He writes of  a world of truly irrational behaviour.

We spend our way into the poorhouse. We buy giant TVs and iPads…We purchase homes we don’t need, refinance them for more spending money, and declare bankruptcy, often leaving them full of garbage in our wake.  Thrift is inimical to our being. We spend to pretend that we’re upper-class. And when the dust clears – when bankruptcy hits or a family member bails us out of our stupidity – there’s nothing left over (p. 147)

Homes are a mess; family members scream at each other. They don’t study and don’t make their children study.

We choose not to work when we should be looking for jobs. Sometimes we’ll get a job, but it won’t last. We’ll get fired for tardiness, or for stealing merchandise and selling it on eBay, or for having a customer complain about the smell of alcohol on our breath, or for taking five thirty-minute restroom breaks per shift. We talk about the value of hard work but tell ourselves that the reason we’re not working is some perceived unfairness: Obama shut down the coal mines, or all the jobs went to the Chinese. These are the lies we tell ourselves to solve the cognitive dissonance- the broken connection between the world we see and the values we preach. (p. 147)

And there we have The Donald, with his orange skin and long red tie, telling them exactly the same thing- that Obama shut the coal mines, and it’s all the fault of “Ji-na”. This book was embraced last year as the Trump phenomenon rolled on, and it is a political book in that it explains and gives coherence to political allegiances that seem self-defeating to Australians. As he explains, most Middletonians viewed Barak Obama with suspicion, and George W. Bush had few fans in 2008. Many loved Bill Clinton but many saw him as a symbol of moral decay, and Ronald Reagan was dead.  They loved the military and the space program.

Nothing united us with the core fabric of American society. We felt trapped in two seemingly unwinnable wars, in which a disproportionate share of the fighters came from our neighbourhood, and in an economy that failed to deliver the most basic promise of the American Dream- a steady wage. (p. 189)

His solutions? He doesn’t really have any, but he can see the problems, and he can draw policy lessons as a way of “putting a thumb” on the scales of life chances. “We can adjust how our social services systems treat families like mine” (p. 243) and the definition of a family can be expanded to include the grandparents, cousins, aunts and uncles who are overlooked by child services.  “The most important lesson of my life is not that society failed to provide me with opportunities” (p. 244). His schooling was adequate, he had low-interest schooling grants and never went hungry. Instead “the real problem for so many of these kids is what happens (or doesn’t happen) at home…. Can you change this with a new law or program? Probably not. Some scales aren’t that amenable to the proverbial thumb”. (p. 246)

I don’t know what the answer is, precisely, but I know it starts when we stop blaming Obama or Bush or faceless companies and ask ourselves what we can do to make things better. (p. 256)

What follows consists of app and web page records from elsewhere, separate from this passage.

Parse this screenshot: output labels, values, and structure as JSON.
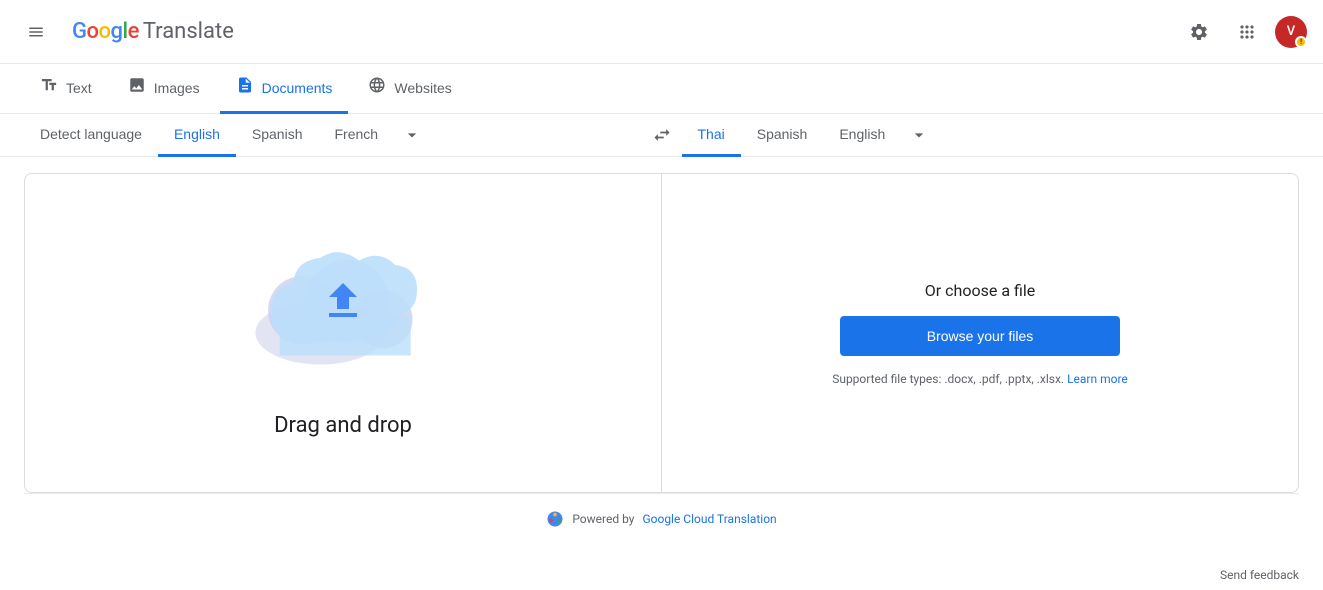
{
  "app": {
    "title": "Google Translate",
    "logo_google": "Google",
    "logo_translate": "Translate"
  },
  "header": {
    "menu_icon": "menu",
    "settings_icon": "gear",
    "apps_icon": "apps-grid",
    "avatar_text": "V",
    "avatar_badge": "!"
  },
  "tabs": [
    {
      "id": "text",
      "label": "Text",
      "icon": "text-icon",
      "active": false
    },
    {
      "id": "images",
      "label": "Images",
      "icon": "image-icon",
      "active": false
    },
    {
      "id": "documents",
      "label": "Documents",
      "icon": "document-icon",
      "active": true
    },
    {
      "id": "websites",
      "label": "Websites",
      "icon": "globe-icon",
      "active": false
    }
  ],
  "source_languages": [
    {
      "id": "detect",
      "label": "Detect language",
      "active": false
    },
    {
      "id": "english",
      "label": "English",
      "active": true
    },
    {
      "id": "spanish",
      "label": "Spanish",
      "active": false
    },
    {
      "id": "french",
      "label": "French",
      "active": false
    }
  ],
  "target_languages": [
    {
      "id": "thai",
      "label": "Thai",
      "active": true
    },
    {
      "id": "spanish",
      "label": "Spanish",
      "active": false
    },
    {
      "id": "english",
      "label": "English",
      "active": false
    }
  ],
  "main": {
    "drag_drop_label": "Drag and drop",
    "or_choose_label": "Or choose a file",
    "browse_button_label": "Browse your files",
    "supported_text": "Supported file types: .docx, .pdf, .pptx, .xlsx.",
    "learn_more_label": "Learn more"
  },
  "footer": {
    "powered_by_text": "Powered by",
    "powered_by_link_label": "Google Cloud Translation"
  },
  "send_feedback": {
    "label": "Send feedback"
  }
}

This book is, in effect, a survivor story and an ethnographic report from an insider/outsider.  It reminded me a bit of Shirley Brice Heath’s Ways with Words (1983), also about Appalaccian school children in two adjoining towns, Roadville and Trackton, and their use of language and its relationship with school success.  Vance is a Republican, and he remains angry at “welfare queens” amongst his own people.  However, this is not a call for more individualism or personal responsibility. It’s a shared cultural response, a choice taken as an extended family and community.  It can’t be imposed from outside, and even though he doesn’t mention Trump by name, a politician might capture the anger but will not be the solution.

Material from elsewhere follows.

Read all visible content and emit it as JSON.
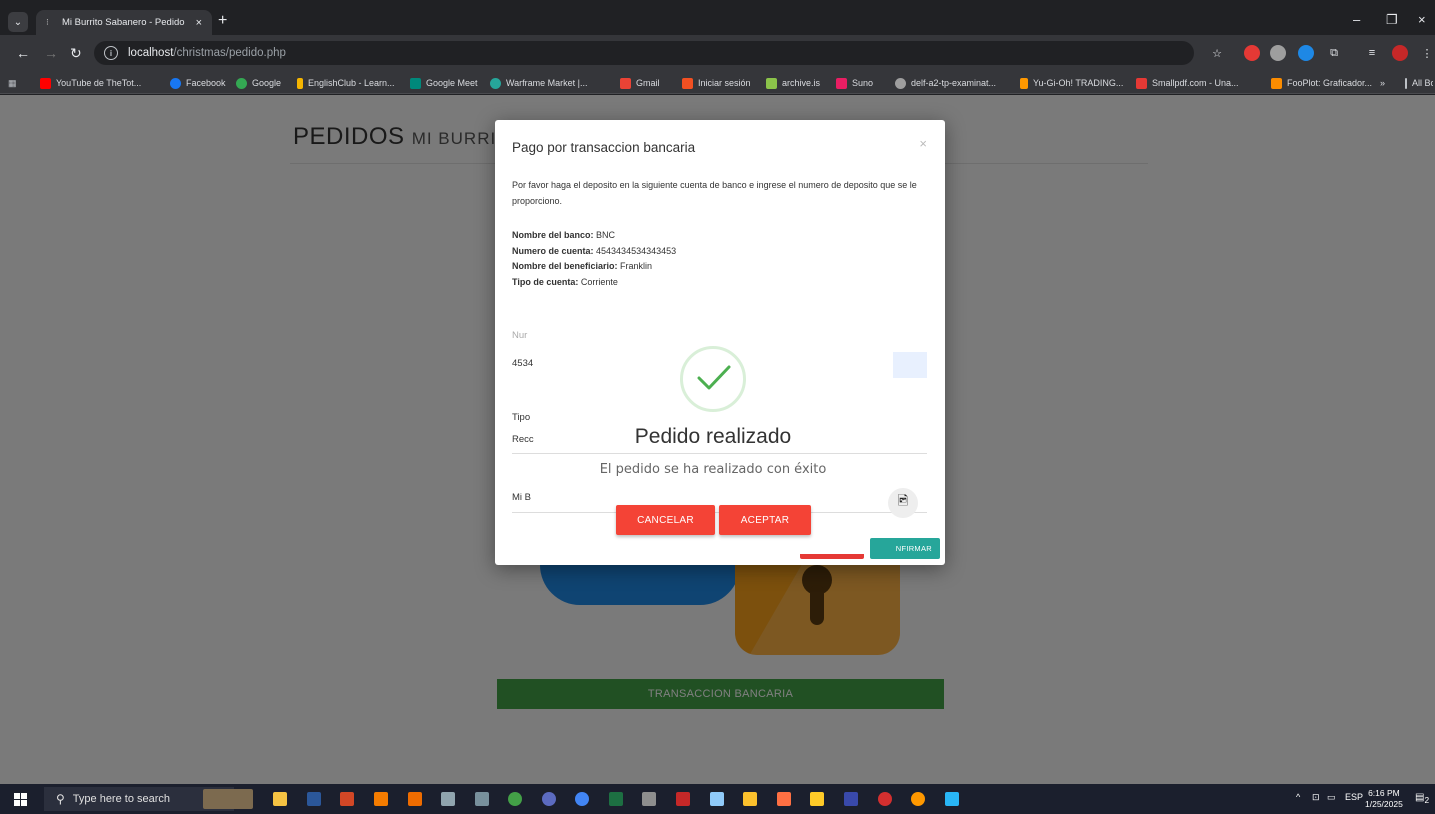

It would be nice if one single book could offer a solution to the world’s ills. That’s not going to happen, and its not going to be this book.  But in terms of setting out a coherent, if unfamiliar worldview held by important voting-blocs in America, this is an instructive and fascinating report from the other side.